For board chairman Rick Harrell, the moratorium doesn’t discourage new or established businesses from locating or expanding their commercial/retail/recreational presence. Rather, the moratorium addresses the issue of protecting the dignity and aesthetic quality of Bertie County while local officials perform an expeditious review and recommend an ordinance that properly regulates off-premise outdoor advertising.
“The board of commissioners and the citizens of Bertie County take pride in our county,” Harrell said. “We’ve got one chance to make it right when it comes to protecting the natural beauty of Bertie County. This moratorium gives us time to study this issue and implement regulations that will prevent our roadsides from becoming cluttered with billboards.”
On Tuesday, Bertie County Manager Zee Lamb told the Roanoke-Chowan News-Herald that with the new US 17 bypass around Windsor, and with it the possibility of numerous billboards, Bertie County needed “to get ahead of the game.”
“It’s wide open (for outdoor advertising) from Midway to US 13,” Lamb said of the bypass, which is scheduled for completion in the fall of 2008. “This one-year moratorium simply gives us more time to study the issue of ensuring that our local highways do not become an endless avenue of billboards.”
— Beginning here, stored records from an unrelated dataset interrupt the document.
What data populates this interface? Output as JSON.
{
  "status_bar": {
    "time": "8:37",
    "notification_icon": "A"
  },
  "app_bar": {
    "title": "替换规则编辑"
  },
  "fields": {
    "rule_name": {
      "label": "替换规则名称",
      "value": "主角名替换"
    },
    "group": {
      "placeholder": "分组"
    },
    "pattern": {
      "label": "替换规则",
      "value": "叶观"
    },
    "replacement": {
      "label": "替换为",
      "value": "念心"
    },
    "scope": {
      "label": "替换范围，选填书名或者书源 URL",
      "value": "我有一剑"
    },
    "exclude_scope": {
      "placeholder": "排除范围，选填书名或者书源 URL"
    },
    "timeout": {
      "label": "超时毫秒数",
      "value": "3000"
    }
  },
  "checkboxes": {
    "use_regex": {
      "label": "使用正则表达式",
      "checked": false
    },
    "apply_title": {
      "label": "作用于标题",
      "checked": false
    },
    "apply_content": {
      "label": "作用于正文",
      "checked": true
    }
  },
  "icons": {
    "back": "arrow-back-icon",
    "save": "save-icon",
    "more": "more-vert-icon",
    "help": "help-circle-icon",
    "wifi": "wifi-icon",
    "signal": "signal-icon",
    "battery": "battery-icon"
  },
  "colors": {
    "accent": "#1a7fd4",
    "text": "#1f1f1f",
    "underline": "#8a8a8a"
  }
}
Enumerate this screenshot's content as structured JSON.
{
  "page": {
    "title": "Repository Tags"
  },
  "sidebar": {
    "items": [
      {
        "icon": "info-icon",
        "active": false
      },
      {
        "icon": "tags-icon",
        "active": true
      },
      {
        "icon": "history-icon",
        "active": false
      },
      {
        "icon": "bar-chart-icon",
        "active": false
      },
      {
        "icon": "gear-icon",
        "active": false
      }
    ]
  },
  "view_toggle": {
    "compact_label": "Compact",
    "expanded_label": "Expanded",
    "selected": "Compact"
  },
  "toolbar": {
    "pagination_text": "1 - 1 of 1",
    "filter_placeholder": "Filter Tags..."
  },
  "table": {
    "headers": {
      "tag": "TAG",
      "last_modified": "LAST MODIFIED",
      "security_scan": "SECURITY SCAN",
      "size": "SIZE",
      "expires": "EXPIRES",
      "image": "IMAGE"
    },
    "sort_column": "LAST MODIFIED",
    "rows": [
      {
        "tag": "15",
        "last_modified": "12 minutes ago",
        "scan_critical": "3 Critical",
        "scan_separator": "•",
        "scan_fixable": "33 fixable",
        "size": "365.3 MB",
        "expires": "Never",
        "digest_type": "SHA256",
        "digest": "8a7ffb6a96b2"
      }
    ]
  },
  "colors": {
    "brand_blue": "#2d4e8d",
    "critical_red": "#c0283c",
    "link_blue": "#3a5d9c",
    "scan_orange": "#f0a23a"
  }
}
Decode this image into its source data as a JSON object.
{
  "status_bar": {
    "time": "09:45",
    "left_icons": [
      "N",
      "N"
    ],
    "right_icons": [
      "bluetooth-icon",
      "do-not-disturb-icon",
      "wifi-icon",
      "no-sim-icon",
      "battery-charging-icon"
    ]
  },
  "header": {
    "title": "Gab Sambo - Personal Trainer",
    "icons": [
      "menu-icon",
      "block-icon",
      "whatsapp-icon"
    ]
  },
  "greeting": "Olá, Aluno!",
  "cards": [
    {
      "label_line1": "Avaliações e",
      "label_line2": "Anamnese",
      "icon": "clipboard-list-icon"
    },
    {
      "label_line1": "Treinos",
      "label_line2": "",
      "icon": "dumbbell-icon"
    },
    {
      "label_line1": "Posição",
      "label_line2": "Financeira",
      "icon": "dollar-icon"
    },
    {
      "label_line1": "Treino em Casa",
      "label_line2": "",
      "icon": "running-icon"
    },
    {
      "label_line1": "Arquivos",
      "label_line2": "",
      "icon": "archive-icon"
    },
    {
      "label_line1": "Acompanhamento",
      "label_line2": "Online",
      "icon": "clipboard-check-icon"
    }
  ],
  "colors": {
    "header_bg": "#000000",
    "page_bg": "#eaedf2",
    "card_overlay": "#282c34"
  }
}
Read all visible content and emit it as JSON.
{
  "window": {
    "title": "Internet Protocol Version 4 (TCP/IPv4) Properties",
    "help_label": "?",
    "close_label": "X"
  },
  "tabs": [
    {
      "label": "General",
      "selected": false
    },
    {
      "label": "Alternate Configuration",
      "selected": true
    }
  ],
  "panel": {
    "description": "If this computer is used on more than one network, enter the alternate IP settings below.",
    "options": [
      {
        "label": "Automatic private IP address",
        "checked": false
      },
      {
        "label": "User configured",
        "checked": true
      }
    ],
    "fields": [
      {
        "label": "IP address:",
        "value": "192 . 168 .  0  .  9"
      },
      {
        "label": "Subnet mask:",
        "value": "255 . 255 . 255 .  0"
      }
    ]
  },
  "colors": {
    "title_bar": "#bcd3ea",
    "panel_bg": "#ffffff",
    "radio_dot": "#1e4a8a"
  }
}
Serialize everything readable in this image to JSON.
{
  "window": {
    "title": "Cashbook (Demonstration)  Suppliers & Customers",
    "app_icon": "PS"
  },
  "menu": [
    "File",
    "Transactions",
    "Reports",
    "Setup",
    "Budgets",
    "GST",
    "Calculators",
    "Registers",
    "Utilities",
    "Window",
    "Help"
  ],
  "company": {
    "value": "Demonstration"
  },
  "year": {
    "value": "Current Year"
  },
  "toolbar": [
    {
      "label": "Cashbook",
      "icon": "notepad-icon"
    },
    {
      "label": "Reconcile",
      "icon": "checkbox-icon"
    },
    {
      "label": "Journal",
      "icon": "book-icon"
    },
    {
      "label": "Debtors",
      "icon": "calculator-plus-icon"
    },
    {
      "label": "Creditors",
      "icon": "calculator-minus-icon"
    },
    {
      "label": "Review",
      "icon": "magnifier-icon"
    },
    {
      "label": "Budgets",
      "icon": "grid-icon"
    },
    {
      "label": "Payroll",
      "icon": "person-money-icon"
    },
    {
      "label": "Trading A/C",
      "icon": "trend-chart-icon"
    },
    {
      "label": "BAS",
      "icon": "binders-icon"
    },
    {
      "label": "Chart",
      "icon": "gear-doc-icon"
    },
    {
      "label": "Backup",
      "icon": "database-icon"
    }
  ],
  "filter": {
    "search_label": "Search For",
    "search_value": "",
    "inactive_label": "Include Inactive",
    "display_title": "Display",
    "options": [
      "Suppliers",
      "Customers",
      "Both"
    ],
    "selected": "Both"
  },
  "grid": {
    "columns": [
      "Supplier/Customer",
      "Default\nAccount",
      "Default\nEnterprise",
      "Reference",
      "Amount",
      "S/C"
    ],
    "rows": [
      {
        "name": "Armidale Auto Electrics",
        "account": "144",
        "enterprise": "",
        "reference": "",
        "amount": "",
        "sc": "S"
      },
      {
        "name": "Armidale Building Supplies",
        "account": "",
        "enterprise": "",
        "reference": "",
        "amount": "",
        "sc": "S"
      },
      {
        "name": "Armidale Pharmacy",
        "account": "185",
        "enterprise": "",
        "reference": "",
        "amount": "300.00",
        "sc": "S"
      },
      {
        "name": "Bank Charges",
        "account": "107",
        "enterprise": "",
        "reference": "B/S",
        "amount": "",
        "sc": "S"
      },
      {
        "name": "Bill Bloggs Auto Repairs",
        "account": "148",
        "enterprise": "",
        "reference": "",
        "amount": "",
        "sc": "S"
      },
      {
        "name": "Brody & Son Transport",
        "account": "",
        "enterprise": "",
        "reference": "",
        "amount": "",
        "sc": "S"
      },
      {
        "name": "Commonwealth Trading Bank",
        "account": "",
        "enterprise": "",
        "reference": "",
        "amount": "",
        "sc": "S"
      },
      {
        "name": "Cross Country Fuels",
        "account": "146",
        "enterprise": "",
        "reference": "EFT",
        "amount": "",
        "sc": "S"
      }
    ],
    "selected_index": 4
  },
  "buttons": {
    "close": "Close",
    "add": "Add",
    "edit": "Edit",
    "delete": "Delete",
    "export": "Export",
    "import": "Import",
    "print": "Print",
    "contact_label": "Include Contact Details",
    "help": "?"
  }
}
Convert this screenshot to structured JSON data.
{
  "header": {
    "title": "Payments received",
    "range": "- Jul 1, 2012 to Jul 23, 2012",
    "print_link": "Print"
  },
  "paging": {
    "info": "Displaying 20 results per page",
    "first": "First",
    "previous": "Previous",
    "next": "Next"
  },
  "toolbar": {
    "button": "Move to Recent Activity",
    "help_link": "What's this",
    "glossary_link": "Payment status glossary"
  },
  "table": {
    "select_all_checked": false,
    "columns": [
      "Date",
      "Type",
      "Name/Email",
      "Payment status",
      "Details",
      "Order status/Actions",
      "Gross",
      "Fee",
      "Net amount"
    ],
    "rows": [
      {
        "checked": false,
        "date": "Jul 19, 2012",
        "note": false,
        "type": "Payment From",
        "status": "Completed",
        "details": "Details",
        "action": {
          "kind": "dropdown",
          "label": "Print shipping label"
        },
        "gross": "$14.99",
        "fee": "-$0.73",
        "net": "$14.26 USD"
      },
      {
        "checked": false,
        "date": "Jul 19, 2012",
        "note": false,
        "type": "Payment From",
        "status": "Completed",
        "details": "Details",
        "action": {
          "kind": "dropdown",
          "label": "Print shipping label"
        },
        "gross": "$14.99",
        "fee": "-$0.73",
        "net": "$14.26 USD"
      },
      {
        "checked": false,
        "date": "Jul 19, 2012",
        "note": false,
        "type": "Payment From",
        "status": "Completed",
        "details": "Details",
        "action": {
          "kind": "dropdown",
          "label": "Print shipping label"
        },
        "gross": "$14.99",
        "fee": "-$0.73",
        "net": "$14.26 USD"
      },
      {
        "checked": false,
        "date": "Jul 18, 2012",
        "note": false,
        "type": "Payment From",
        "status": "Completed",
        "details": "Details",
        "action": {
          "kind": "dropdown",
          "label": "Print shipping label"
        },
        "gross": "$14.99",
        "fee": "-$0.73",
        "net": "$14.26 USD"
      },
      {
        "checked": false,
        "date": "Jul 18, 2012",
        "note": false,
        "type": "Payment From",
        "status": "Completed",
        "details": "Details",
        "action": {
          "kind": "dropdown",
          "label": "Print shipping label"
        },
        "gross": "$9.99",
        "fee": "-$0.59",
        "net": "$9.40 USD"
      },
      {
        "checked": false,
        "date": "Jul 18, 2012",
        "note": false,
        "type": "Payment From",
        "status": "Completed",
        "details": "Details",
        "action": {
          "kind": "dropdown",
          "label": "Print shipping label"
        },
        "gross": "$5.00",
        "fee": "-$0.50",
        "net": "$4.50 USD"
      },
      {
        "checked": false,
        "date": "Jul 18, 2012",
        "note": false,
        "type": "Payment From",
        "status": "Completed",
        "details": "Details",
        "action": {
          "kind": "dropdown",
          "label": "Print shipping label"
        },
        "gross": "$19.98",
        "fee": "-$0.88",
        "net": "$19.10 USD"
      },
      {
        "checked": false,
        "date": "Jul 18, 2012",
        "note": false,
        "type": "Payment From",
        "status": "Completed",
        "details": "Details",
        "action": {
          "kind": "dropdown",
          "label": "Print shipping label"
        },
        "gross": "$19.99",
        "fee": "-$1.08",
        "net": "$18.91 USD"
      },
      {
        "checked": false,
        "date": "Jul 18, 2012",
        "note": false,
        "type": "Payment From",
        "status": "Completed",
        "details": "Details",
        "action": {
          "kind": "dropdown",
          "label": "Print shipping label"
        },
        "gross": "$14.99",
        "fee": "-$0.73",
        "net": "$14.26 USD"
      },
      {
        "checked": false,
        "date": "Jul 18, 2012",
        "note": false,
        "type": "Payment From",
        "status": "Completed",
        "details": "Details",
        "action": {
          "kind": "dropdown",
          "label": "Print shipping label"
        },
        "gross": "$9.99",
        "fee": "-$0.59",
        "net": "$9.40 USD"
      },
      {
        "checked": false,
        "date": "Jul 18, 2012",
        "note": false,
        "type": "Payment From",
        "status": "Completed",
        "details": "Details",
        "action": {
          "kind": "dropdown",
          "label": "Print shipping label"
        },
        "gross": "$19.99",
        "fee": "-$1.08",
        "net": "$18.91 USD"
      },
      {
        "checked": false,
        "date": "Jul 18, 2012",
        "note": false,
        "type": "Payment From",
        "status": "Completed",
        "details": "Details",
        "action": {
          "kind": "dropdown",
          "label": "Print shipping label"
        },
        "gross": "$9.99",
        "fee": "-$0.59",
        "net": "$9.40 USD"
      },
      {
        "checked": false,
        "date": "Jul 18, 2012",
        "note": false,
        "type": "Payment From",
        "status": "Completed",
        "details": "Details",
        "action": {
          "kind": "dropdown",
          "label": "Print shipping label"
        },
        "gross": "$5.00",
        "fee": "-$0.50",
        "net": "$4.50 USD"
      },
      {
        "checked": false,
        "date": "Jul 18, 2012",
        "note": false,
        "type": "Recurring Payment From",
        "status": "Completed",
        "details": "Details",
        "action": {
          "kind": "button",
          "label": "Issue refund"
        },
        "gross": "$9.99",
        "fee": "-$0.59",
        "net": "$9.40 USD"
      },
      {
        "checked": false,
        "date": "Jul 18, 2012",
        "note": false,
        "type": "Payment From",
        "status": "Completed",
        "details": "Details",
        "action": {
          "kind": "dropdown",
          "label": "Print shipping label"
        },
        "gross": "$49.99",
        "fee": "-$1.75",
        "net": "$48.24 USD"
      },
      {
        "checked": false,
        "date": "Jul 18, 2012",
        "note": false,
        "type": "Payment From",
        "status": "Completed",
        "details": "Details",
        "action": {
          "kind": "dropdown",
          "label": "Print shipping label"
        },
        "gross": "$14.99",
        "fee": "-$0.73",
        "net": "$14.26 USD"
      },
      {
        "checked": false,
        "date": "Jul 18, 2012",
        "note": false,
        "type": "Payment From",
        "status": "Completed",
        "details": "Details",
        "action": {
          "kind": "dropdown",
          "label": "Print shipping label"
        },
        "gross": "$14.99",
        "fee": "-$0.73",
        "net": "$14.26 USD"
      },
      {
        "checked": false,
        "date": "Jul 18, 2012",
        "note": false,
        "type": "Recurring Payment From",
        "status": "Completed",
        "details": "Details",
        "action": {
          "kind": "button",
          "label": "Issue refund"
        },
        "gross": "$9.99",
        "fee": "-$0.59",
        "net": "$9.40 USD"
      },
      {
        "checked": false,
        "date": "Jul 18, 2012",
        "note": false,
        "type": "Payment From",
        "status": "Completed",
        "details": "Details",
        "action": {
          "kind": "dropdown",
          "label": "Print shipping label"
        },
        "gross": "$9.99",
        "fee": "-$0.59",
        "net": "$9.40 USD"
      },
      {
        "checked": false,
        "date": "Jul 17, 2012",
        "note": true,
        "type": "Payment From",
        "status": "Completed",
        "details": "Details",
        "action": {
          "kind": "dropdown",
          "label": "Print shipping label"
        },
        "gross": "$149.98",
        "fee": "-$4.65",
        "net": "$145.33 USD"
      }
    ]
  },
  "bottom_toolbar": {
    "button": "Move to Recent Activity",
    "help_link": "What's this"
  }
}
Only one person spoke during Monday’s public hearing. Windsor businessman Mark Rawls said he had recently began the process of obtaining easements in order to erect outdoor advertising. He asked if easements were part of a business owner’s premises, to which Lloyd Smith, legal counsel to the Bertie Commissioners, said no. Smith told Rawls his plans for outdoor advertising would fall under the moratorium.
Prior to Monday’s adoption of the moratorium, the only areas of Bertie County where outdoor advertising is prohibited was US 17 from Midway to the Eden House Bridge as well as NC 45 from Midway to the San Souci Road (SR 1500), which connects with Cooper Hill Road (NC 308).
According to Lamb, those stretches of road are protected as scenic byways, part of the Albemarle Historic Tour Highway, and no billboards are allowed with the exception of those already in place.